Anderson said House rules need to be updated to specifically prohibit what has occurred under Schiff.
“The House ethics rules on the books are outdated,” he said. “Technology is moving faster than legislation and in a wild, Wild West world of impeachment, the current rules are antiquated.”
Patrick Boland, spokesman for Democrats on the House Intelligence Committee, did not immediately respond to The Daily Signal’s inquiry for this report.
But Boland told The Daily Beast that the committee did not subpoena the records of either Solomon or Nunes.
“Any questions about the fact that members, congressional staff, or journalists appear in call records released by the committee should be directed at those individuals, who were in contact with individuals of investigative interest to the impeachment inquiry,” Boland told the liberal website.
Schiff released the committee’s impeachment report Tuesday.
The Office of Management and Budget challenged the Schiff report’s claim that Giuliani called the budget office, asserting that the phone number cited in the report was incorrect.
The USA Patriot Act allows limited instances in which a phone company may hand over someone’s records to federal law enforcement authorities without notifying the person. Generally, federal law requires notification of the individual if their phone records are accessed, and the Patriot Act isn’t applicable to congressional probes.
“There does not appear to be any basis to believe that a congressional committee is authorized to subpoena telephone records directly from a provider—as opposed to an individual,” former Attorney General Michael Mukasey told The Wall Street Journal.
Although Giuliani’s actions became a focus of Democrats’ Ukraine investigation, Mukasey said release of the information “raises questions of [protected] work product and attorney-client privilege.”
In September, the House Intelligence Committee subpoenaed the phone records of five individuals from both AT&T and Verizon, according to the Journal.
AT&T this week released a statement saying it is “required by law to provide information to government and law enforcement agencies.”
An AT&T spokesperson did not respond to an inquiry from The Daily Signal. A Verizon spokesperson responded, but said the company does not wish to comment.
“This is an outrageous and shocking abuse of power by a member of Congress, misusing his authority to spy on his political opponents, reporters, and lawyers engaging in legal activity representing a client,” Hans von Spakovsky, a senior legal fellow at The Heritage Foundation, told The Daily Signal, referring to Schiff.
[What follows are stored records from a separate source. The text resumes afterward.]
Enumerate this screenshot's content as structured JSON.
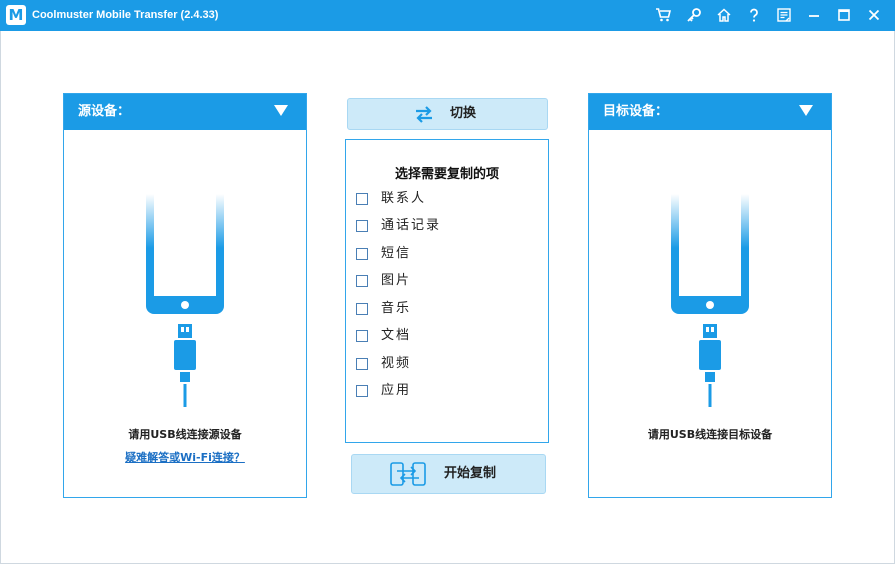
{
  "app": {
    "logo_letter": "M",
    "title": "Coolmuster Mobile Transfer  (2.4.33)"
  },
  "toolbar": {
    "icons": [
      "cart-icon",
      "key-icon",
      "home-icon",
      "help-icon",
      "feedback-icon",
      "minimize-icon",
      "maximize-icon",
      "close-icon"
    ]
  },
  "source_panel": {
    "title": "源设备：",
    "connect_text": "请用USB线连接源设备",
    "help_link": "疑难解答或Wi-Fi连接？"
  },
  "target_panel": {
    "title": "目标设备：",
    "connect_text": "请用USB线连接目标设备"
  },
  "switch_button": {
    "label": "切换"
  },
  "selection": {
    "title": "选择需要复制的项",
    "options": [
      {
        "label": "联系人",
        "checked": false
      },
      {
        "label": "通话记录",
        "checked": false
      },
      {
        "label": "短信",
        "checked": false
      },
      {
        "label": "图片",
        "checked": false
      },
      {
        "label": "音乐",
        "checked": false
      },
      {
        "label": "文档",
        "checked": false
      },
      {
        "label": "视频",
        "checked": false
      },
      {
        "label": "应用",
        "checked": false
      }
    ]
  },
  "copy_button": {
    "label": "开始复制"
  },
  "colors": {
    "accent": "#1b9be6",
    "button_bg": "#cdeaf9",
    "link": "#1b6fc4"
  }
}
“AT&T should be embarrassed that it participated in this spying operation rather than going to court to give the targets the opportunity to stop this underhanded domestic political espionage,” said von Spakovsky, a former Justice Department lawyer.